Today is World Water Day and the all familiar phrase, ‘water is life’ may come to mind. This year, the focus is about “accelerating change to solve the [global] water and sanitation crisis”.
The United Nations (UN) states that we have a “lifetime opportunity to enable water, sanitation and hygiene for all”. They also stress that “dysfunction throughout the water cycle undermines progress on all major global issues, from health to hunger, gender equality to jobs, education to industry, and disasters to peace.”
It is with that concern that the United Nations Water Conference will stress the importance of radically accelerate actions to make water, sanitation, and hygiene (WASH) a reality for all.
The conference, being held today (March 22), for the first time in nearly 50 years will focus “on [the] accelerated implementation and improved impact towards achieving sustainable development goal (SDG) 6 and other water-related goals and targets.

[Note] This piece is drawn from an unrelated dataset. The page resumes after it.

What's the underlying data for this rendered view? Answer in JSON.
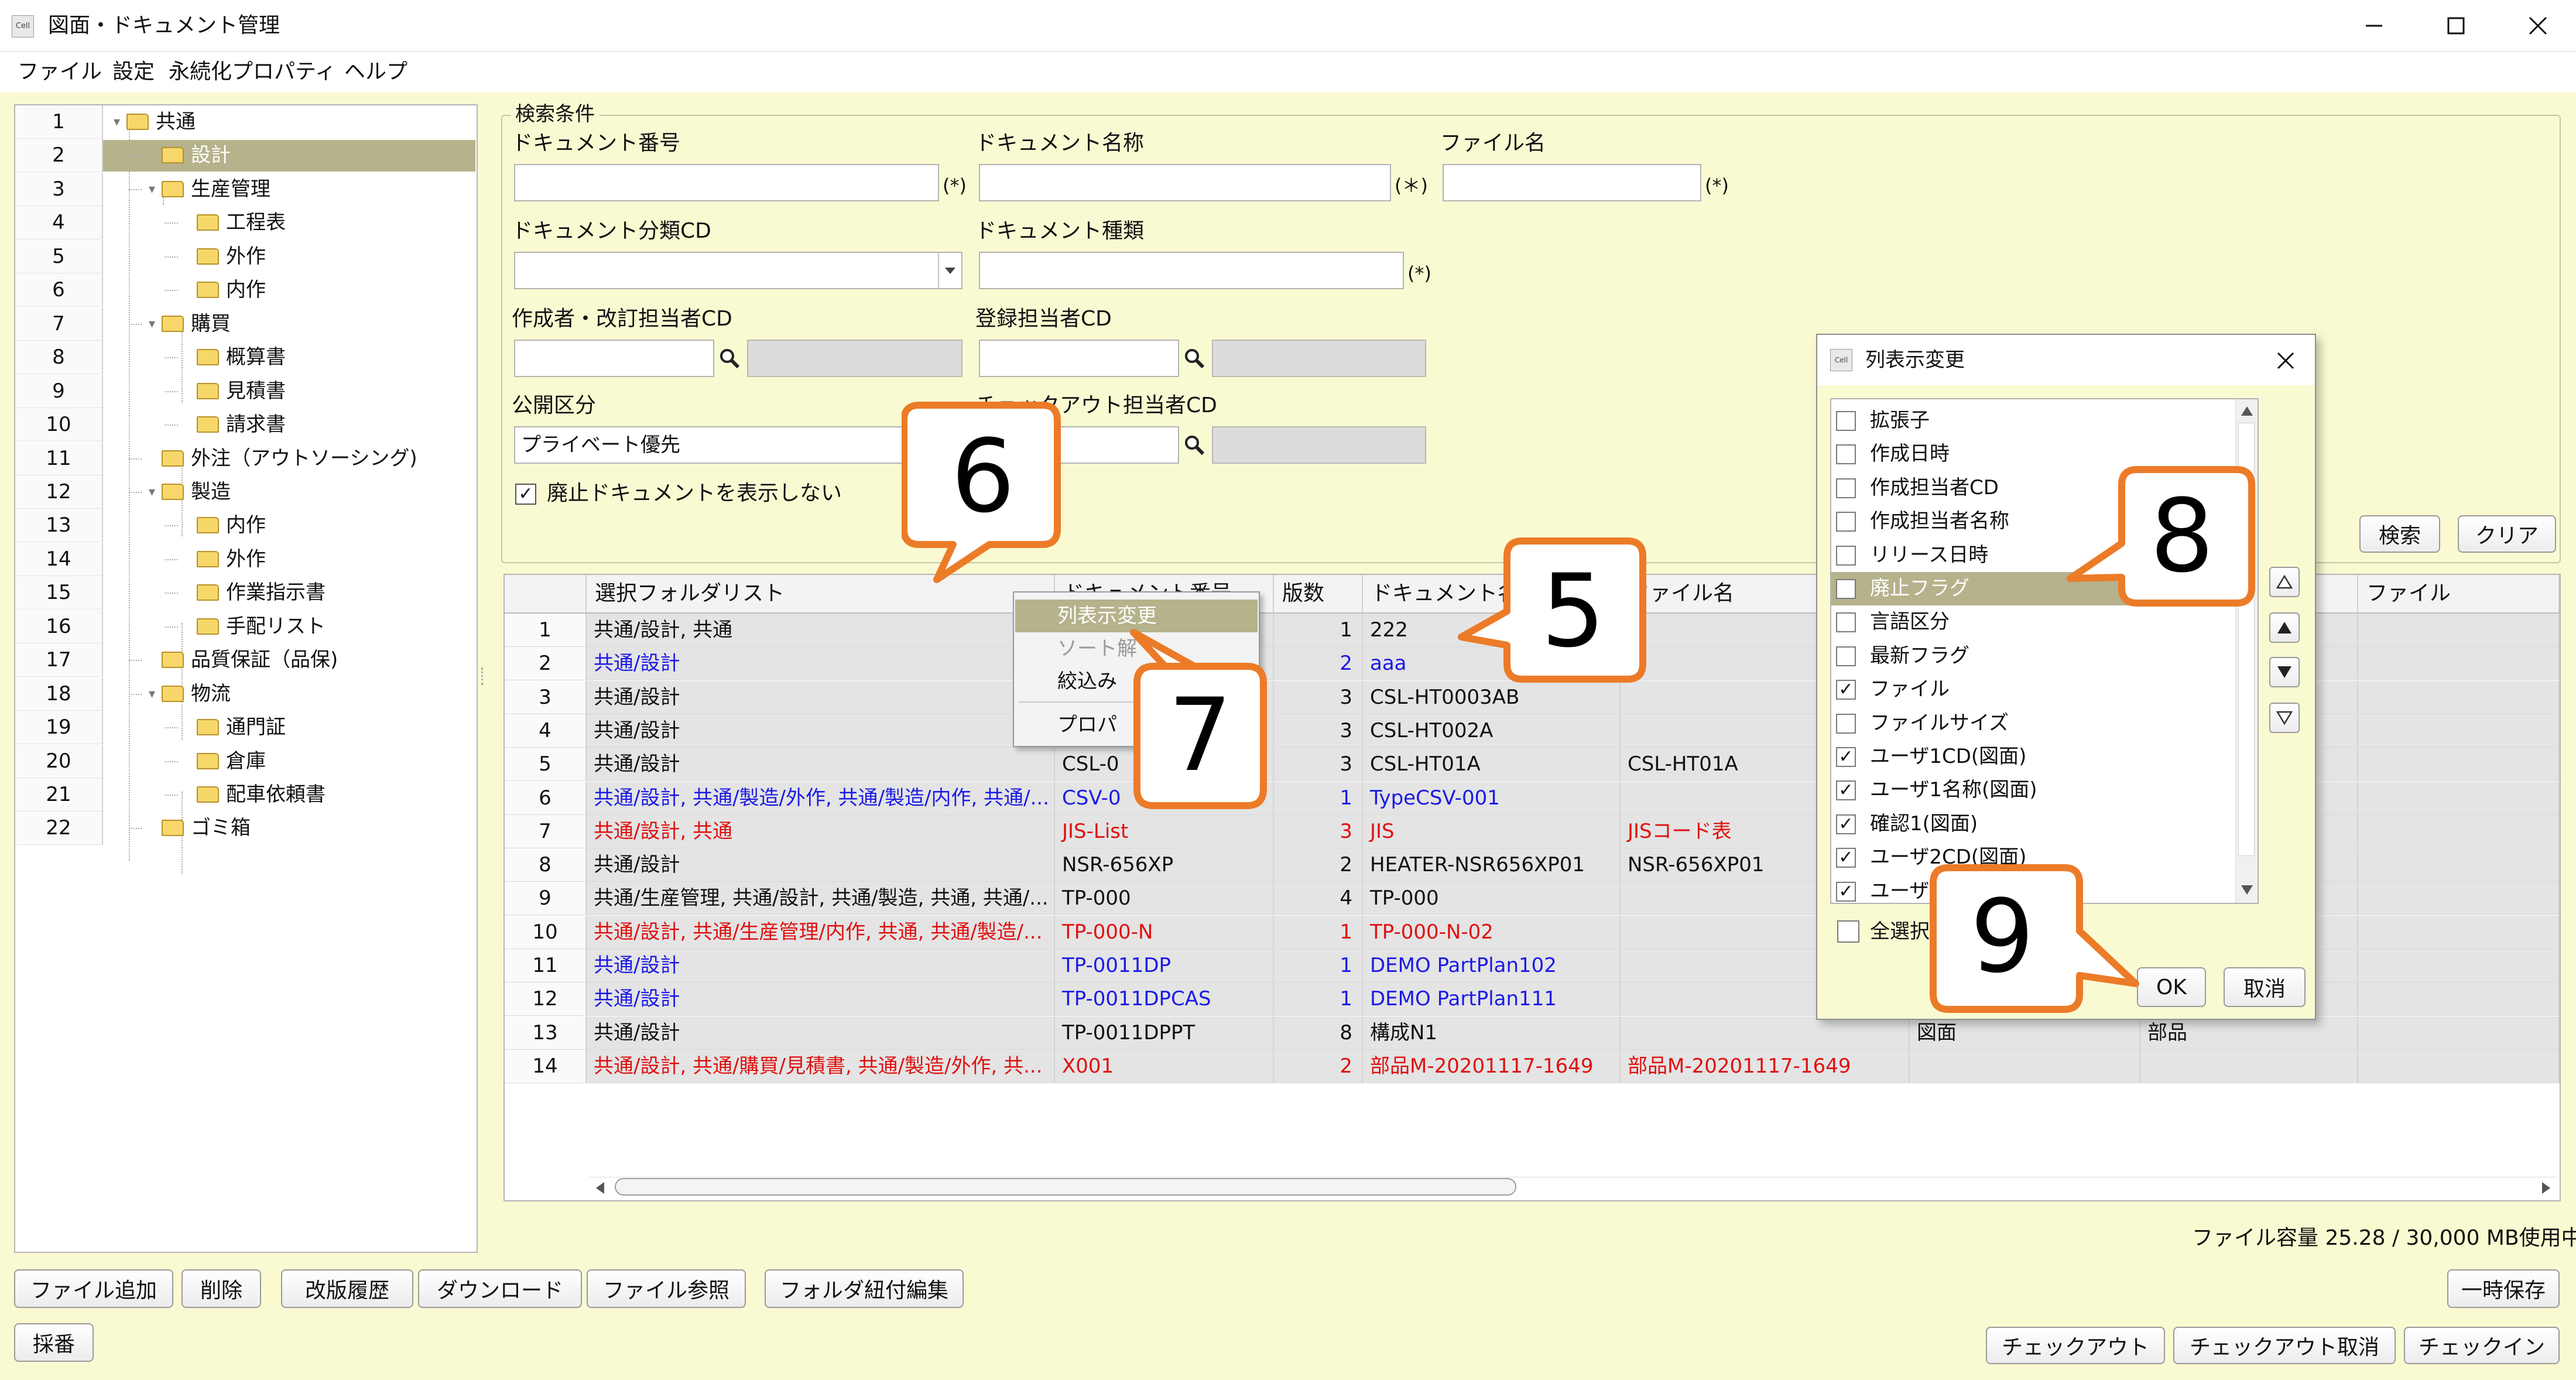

The UN highlights that “the existing and future challenges in the field of water require innovative and transformative ideas and a ‘beyond business as usual’ approach”.
JOINT STATEMENT FROM WHO AND UNICEF
In a joint statement issued by the World Health Organization (WHO) and the United Nations Children’s Fund (UNICEF), they state that “around the world, two billion people lack safe drinking water and 3.6 billion people, almost half the world’s population, use sanitation services that leave human waste untreated.
The two organisations state that millions of children and families do not have adequate WASH services including soap to wash their hands: the consequences, of which, can be deadly.
WHO and UNICEF shared that at least 1.4 million people, many of who are children, die from preventable causes linked to unsafe water and poor sanitation each year. Cholera, for example, is spreading in countries that have not had outbreaks in decades.
“Half of all health care facilities, where proper hygiene practices are especially critical, lack water and soap or alcohol-based hand sanitising solution,” the two entities said in their joint statement. “The social and economic consequences of inadequate water and sanitation services are also devastating. Without these critical services, people fall ill,” they continued, pointing out that children, especially girls often miss out on learning, and entire communities get displaced by water scarcity.
ACCESS TO SAFE WATER
In addressing the benefits of accessing safe water and sanitation, WHO and UNICEF state that they “are key to [the] healthy development in children and for sustaining [the] well-being [of] adults”. The joint statement also highlighted that safe water and sanitation “offer a pathway to broader social and economic progress by supporting community health and productivity.”
“All of us have the right to safe water, proper sanitation and hygiene, yet so many go without. Collectively, the world needs to at least quadruple the current rates of progress in order to achieve universal access to safely managed WASH services by 2030. Progress needs to be even faster in fragile contexts and the poorest countries, to protect people’s health and futures,” the joint statement stressed.
Read more safe water and sanitation below:
Citizens urged to practise proper water safety measures
Send feedback to [email protected]